We’ve been having some decent cold nights and frosty mornings in Wicklow, which is usually a good sign for a stable springtime. We are in the middle of another cold spell as I write this. Here is what some properly frosty grass looks like:
The frosts have meant clear skies and sunny but chilly mornings, but the newly blooming Snowdrops look great in the sunlight:
For me the flowers that are usually the most reliable indicators of the arrival of spring are Crocuses, and I’m glad to say I’ve found one with flowers on the verge of a full bloom:
They look bigger in the photo than they actually are in real life. On the other hand, the Daffodils are every bit as large as you expect. And in the last two days I’ve found some with their flowers opened and ready for business. If there are any early hoverflies about, they now have good amounts of pollen to feed on:
However, despite the cold conditions there are still berries to be seen on some trees. I found these impressive ones on a Hawthorn tree. Why are the birds not eating them?
However, probably the best indicators of warming temperatures are the Lords-and-Ladies, also known as Cuckoo-Pint or Arum, which have fleshy leaves and are slightly less hardy than other spring wildflowers. Their leaves rise from the ground and unfurl usually only when spring is well in place. Admittedly these ones which I photographed were in a sheltered area with a sunny aspect:

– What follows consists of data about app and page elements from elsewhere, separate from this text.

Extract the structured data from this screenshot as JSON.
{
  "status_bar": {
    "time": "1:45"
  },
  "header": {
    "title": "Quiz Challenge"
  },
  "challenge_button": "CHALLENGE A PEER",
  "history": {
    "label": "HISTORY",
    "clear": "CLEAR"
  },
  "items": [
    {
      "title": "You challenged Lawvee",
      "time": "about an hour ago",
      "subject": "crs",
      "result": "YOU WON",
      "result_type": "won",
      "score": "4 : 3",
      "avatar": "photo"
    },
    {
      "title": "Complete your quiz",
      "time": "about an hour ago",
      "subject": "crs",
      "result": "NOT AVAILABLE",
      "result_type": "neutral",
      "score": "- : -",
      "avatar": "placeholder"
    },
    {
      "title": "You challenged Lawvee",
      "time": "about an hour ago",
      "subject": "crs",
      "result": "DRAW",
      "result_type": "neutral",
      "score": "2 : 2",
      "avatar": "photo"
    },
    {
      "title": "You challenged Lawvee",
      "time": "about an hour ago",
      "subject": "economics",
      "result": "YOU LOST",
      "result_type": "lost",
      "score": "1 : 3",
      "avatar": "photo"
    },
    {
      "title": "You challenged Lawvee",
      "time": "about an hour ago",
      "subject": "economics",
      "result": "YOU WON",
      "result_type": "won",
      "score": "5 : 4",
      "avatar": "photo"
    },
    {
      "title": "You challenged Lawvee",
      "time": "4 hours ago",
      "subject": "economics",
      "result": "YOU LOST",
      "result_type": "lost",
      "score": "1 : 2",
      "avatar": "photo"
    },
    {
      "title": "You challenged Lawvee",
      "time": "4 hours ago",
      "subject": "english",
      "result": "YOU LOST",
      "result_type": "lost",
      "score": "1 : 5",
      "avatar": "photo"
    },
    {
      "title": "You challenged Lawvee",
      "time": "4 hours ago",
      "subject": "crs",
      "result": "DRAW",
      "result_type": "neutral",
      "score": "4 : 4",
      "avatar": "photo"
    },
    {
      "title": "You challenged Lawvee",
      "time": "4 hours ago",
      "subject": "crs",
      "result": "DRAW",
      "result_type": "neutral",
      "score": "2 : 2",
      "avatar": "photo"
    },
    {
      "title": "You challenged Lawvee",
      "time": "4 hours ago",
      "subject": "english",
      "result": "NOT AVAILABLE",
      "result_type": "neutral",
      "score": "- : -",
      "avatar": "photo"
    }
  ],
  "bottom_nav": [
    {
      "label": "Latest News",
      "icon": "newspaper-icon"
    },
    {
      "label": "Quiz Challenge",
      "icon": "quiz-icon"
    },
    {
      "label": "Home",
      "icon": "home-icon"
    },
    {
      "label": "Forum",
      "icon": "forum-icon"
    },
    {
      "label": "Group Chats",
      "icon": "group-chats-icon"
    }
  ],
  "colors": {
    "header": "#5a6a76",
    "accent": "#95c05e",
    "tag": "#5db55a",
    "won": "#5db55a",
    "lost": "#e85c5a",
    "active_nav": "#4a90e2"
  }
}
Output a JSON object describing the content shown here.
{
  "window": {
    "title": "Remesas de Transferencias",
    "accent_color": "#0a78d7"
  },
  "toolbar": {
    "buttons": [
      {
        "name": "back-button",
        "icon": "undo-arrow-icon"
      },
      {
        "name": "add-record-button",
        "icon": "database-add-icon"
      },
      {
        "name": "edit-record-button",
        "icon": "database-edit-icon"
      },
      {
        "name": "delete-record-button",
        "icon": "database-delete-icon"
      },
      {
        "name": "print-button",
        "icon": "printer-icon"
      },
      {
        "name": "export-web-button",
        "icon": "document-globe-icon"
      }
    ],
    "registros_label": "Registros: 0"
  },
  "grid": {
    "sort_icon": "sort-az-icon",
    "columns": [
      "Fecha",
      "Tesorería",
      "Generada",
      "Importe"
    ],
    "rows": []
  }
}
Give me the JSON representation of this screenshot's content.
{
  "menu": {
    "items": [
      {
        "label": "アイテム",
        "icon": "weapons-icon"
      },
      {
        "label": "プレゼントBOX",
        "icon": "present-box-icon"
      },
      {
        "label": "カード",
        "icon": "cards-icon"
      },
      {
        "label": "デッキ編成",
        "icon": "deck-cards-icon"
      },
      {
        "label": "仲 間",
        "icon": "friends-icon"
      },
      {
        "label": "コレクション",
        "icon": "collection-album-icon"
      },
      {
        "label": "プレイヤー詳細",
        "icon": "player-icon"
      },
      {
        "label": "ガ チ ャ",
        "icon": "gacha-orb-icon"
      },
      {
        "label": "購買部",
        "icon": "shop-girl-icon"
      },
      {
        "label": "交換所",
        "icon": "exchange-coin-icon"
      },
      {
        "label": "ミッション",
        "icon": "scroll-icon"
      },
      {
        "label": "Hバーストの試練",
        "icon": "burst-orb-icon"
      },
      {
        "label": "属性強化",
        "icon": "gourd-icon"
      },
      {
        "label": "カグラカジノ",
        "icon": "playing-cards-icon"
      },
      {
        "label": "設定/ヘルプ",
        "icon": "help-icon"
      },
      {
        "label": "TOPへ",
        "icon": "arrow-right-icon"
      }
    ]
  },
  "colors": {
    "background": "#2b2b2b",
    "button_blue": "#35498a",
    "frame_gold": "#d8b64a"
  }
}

Although it’s cold and dark and not particularly pleasant, there are some advantages to Winter. For one thing the cold and general shortage of food supplies often brings larger animals closer to human proximity, and you can see creatures which normally don’t like to get too close. My dog recently had her ham bone stolen by a fox which came to visit my garden. I put a camera down in a good position and managed to get a nice shot of the fox paying a very early morning visit to the dog’s bowl, and glimpsing a person through the back window it hastily made its escape. Here is a photo of the fox looking up through the window, shortly after 5 a.m.:
The fox never seemed to notice the camera. This is the Red Fox – Vulpes vulpes, which can be found pretty much worldwide these days. Foxes are particularly beneficial for one reason – they eat more rats, and are far better at catching them than cats are.
Anyhow, although we are in the coldest part of the winter, there are already some definite signs spring is not far away. Here is a video I made this weekend which shows some of these signs:
We’ve had a very cold wet autumn and now a good chilly winter has arrived. Today is Christmas Day and we had a superb bright and sunny morning due to cool, clear skies. There was a good frost this morning. Here is a video I made of bees feeding on blooming mahonia. Mostly they are the hardy White-tailed Bumblebee, Bombus lucorum, with some very big examples. This bee commonly flies in winter. But there was also one Honey Bee in there, Apis mellifera.